Judging by the holiday’s name, the way to celebrate Thanksgiving seems pretty straightforward: What could be simpler than counting your blessings and saying a prayer of thanks for them?
But the beauty and simplicity of the day have, for many, become complicated by a host of things that divert attention from the object of our gratitude: the Lord. Expressing thanks can be difficult when our mind is preoccupied with expectations (our own as well as others’), a loved one isn’t there to celebrate with us, or hot-button issues aren’t given the day off. Add to that the strain of a heavy travel day and getting the jump on Christmas shopping, and no wonder it’s so common for Thanksgiving to be a high-stress occasion.
The truth is, on a day set aside for being grateful, many people feel miserable. In fact, Christians are no exception. Many of us experience the gloom that comes with the holiday season regardless of how cheerful we may be on any other given day. However, regardless of our feelings, the Bible tells us to constantly give thanks to the Lord.
Read Ps. 100:4; Phil. 4:6; Col. 3:17; and 1 Thess. 5:18
Before opening your Bible, ask the Holy Spirit to reveal what He wants you to take away from these passages. Then read the selections, jotting down your first impressions: What questions do you have? Is anything confusing? Which verses speak into your present situation, and how?
Two reasons many of us don’t get the principle of thanksgiving right are somewhat opposite to each other:
1. We give thanks only for the things we feel thankful for.
2. We speak words of thanksgiving out of habit without truly feeling grateful.
In the first case, we fall short of the goal laid out for us in God’s Word—namely, to give thanks in everything (1 Thessalonians 5:18). In the second case, we’re behaving religiously on the outside without being transformed on the inside. Instead of giving the Lord our gratitude, we are offering Him platitudes.
It’s easy to feel grateful when the circumstances in our life look sunny or when God answers a prayer with a clear “yes”—an ailing loved one is healed, a job opportunity becomes a sure thing, or your child decides to follow Christ. But the apostle Paul said “in everything.” That may not seem logical or even possible at first. How can you give thanks when your teenager is rebelling, when a co-worker constantly undermines you, or when you feel as if you’re drowning in debt?

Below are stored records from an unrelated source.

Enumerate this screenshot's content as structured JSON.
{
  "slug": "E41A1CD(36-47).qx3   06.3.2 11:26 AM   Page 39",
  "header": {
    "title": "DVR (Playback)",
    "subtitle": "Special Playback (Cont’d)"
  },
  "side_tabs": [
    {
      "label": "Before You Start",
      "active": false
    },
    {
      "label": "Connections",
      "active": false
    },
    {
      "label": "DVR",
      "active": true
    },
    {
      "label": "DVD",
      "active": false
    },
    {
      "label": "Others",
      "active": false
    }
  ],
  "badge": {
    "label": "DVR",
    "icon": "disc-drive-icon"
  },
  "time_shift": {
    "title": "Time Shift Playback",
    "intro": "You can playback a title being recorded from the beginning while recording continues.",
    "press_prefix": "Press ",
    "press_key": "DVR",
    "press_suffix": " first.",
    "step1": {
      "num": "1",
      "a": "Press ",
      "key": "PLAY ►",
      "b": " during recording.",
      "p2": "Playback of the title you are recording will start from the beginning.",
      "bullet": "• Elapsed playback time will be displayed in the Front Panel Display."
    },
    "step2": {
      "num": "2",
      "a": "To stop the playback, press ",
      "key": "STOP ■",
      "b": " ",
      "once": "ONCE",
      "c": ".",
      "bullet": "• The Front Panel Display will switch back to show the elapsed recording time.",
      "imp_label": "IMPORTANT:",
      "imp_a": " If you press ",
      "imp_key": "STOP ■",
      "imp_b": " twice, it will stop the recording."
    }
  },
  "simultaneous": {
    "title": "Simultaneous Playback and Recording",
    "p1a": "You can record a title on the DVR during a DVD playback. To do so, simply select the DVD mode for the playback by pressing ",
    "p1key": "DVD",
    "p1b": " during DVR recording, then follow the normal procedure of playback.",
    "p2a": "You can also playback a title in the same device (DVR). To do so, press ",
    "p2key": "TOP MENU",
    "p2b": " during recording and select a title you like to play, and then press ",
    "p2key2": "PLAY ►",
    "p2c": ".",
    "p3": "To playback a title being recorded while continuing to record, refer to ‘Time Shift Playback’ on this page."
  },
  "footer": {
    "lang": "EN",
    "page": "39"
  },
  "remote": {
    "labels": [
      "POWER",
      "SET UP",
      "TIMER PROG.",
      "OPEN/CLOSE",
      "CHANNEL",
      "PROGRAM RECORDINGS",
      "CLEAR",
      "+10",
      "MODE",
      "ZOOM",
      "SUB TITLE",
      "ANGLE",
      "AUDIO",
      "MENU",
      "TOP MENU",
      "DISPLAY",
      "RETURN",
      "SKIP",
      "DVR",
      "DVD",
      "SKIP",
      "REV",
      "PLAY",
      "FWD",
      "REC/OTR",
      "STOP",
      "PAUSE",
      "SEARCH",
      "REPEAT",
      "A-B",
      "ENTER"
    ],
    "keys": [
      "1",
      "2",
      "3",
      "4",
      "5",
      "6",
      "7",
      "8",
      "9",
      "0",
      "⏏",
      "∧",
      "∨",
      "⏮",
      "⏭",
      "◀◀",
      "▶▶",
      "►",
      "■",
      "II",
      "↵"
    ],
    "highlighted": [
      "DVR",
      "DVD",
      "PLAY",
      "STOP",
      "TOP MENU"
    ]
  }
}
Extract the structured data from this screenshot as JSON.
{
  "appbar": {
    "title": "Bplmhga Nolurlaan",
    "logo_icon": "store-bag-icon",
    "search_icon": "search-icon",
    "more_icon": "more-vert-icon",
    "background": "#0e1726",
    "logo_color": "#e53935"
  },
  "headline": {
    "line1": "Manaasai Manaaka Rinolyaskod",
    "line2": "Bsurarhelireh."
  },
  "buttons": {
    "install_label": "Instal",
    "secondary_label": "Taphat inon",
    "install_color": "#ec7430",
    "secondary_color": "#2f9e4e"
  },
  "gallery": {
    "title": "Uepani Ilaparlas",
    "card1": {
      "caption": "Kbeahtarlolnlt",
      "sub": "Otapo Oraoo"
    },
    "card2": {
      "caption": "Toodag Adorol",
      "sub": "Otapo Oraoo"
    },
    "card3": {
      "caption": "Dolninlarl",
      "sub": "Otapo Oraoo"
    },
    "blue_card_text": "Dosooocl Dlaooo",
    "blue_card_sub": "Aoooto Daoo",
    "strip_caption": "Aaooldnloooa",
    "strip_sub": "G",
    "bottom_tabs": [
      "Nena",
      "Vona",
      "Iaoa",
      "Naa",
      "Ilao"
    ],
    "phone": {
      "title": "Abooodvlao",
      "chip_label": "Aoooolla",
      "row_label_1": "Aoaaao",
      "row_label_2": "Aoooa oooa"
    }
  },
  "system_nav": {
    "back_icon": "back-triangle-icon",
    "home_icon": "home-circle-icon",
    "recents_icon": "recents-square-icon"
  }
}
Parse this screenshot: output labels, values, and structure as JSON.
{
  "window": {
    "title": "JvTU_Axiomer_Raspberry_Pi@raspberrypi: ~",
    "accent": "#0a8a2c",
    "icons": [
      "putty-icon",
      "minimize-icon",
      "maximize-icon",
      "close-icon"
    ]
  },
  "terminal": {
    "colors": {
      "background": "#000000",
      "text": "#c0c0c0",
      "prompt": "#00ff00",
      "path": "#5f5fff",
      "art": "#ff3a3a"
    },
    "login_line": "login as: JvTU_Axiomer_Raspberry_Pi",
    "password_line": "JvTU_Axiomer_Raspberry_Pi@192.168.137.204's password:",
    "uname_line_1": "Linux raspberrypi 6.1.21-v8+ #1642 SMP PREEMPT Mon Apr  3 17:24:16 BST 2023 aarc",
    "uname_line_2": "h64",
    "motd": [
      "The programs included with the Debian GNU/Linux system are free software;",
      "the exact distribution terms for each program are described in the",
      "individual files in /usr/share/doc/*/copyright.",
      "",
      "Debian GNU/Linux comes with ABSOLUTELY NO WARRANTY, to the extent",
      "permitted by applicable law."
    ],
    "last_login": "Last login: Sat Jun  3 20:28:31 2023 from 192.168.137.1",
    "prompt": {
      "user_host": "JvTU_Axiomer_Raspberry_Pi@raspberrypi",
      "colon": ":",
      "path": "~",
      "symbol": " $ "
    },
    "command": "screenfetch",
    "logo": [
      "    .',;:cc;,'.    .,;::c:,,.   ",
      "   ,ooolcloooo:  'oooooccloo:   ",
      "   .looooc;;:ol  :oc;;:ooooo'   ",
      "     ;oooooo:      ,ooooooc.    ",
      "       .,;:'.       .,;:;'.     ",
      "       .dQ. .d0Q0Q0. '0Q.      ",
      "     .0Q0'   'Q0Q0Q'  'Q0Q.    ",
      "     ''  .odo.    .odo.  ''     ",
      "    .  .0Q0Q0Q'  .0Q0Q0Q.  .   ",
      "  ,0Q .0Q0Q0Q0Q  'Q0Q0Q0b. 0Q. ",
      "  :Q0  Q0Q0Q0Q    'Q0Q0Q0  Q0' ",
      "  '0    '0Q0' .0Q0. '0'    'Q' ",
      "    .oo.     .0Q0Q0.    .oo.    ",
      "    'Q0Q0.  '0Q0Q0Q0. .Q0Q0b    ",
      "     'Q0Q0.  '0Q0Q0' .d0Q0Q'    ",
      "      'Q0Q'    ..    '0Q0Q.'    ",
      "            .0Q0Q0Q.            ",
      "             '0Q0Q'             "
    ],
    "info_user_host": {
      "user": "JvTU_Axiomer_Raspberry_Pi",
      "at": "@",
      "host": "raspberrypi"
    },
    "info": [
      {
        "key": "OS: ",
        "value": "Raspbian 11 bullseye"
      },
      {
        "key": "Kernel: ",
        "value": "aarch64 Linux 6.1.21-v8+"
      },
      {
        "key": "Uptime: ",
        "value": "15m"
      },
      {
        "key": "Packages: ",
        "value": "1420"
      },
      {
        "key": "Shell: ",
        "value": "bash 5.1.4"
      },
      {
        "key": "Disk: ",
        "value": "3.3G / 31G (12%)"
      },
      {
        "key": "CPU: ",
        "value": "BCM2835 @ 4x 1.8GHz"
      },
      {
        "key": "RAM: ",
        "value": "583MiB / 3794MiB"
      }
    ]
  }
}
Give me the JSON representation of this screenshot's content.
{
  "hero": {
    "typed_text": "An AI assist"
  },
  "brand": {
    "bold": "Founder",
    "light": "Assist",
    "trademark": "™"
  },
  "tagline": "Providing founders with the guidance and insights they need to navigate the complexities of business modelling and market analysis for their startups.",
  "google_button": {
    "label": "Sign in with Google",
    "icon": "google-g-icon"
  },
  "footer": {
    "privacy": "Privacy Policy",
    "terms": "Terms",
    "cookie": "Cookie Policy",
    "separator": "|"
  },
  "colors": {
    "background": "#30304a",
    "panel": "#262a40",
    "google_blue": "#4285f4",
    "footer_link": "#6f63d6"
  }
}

Write your thoughts in a journal.
One of the wonderful mysteries about knowing Jesus is that we are able to do something the world would deem crazy or weak—to give thanks in difficult circumstances. We know that our hardships are great opportunities for reflecting God’s love and setting an example of humility and gratitude. And yet many of us still find it hard not to grumble over minor inconveniences. So what’s the problem?
It’s easy to feel grateful when circumstances look sunny. But the apostle Paul said “in everything.”
If we find ourselves complaining instead of recognizing God’s hand in any given situation, there may be a weak link in our connection with the Lord, such as:
1. Greed—We’re not satisfied with what we have and are unable to feel grateful until we have everything we want.
2. Lack of faith—We doubt that God is watching over us and fear our current situation will ultimately result in harm.
3. Entitlement—We feel that we have earned or deserved any good thing in our life and, therefore, don’t see the need to thank anyone for our blessings.
4. Pride—We believe we shouldn’t have to suffer, and we feel resentful when God lets us face trials.
5. Tunnel vision—We are blind to the suffering of those in worse circumstances than ours—people who’d be glad to have just a fraction of the privileges we enjoy.
• Can you think of some other reasons one might fail to feel gratitude toward the Lord in any given situation?
• Could you relate to one (or more) of the items listed? If so, what might you do to address that issue?
Through Jesus, we are able to do things the world would deem crazy or weak, such as giving thanks in difficult circumstances.
• In what way do Proverbs 11:28 and Jeremiah 9:23-24 relate to the list of weak links?
• What does Scripture suggest? (See Jer. 29:11-14; Col. 3:12-15; and James 1:17.)
• Ask the Lord to reveal anything that might be hindering you from recognizing all you should be thanking Him for. Confess any unwillingness to express gratitude for circumstances that seem unpleasant or unwelcome.
•Thomas à Kempis said, “Be thankful for the smallest blessing, and you will deserve to receive greater. Value the least gifts no less than the greatest, and simple graces as especial favours. If you remember the dignity of the Giver, no gift will seem small or mean, for nothing can be valueless that is given by the most high God.” How might his words apply to you?
• This week, take time to write a gratitude list, but compile one with a twist. Instead of making note of the obvious blessings in your life—the things you like and enjoy—write down all the things you are tempted to complain about. Each day, focus on one or two, pray about them, and ask God to help you be grateful even if you can’t immediately recognize the blessing in those situations.
• By the end of the week, try to come up with one reason that you can give thanks for each item on your list.
• Meditate on (and try to memorize) Psalm 95:1-7.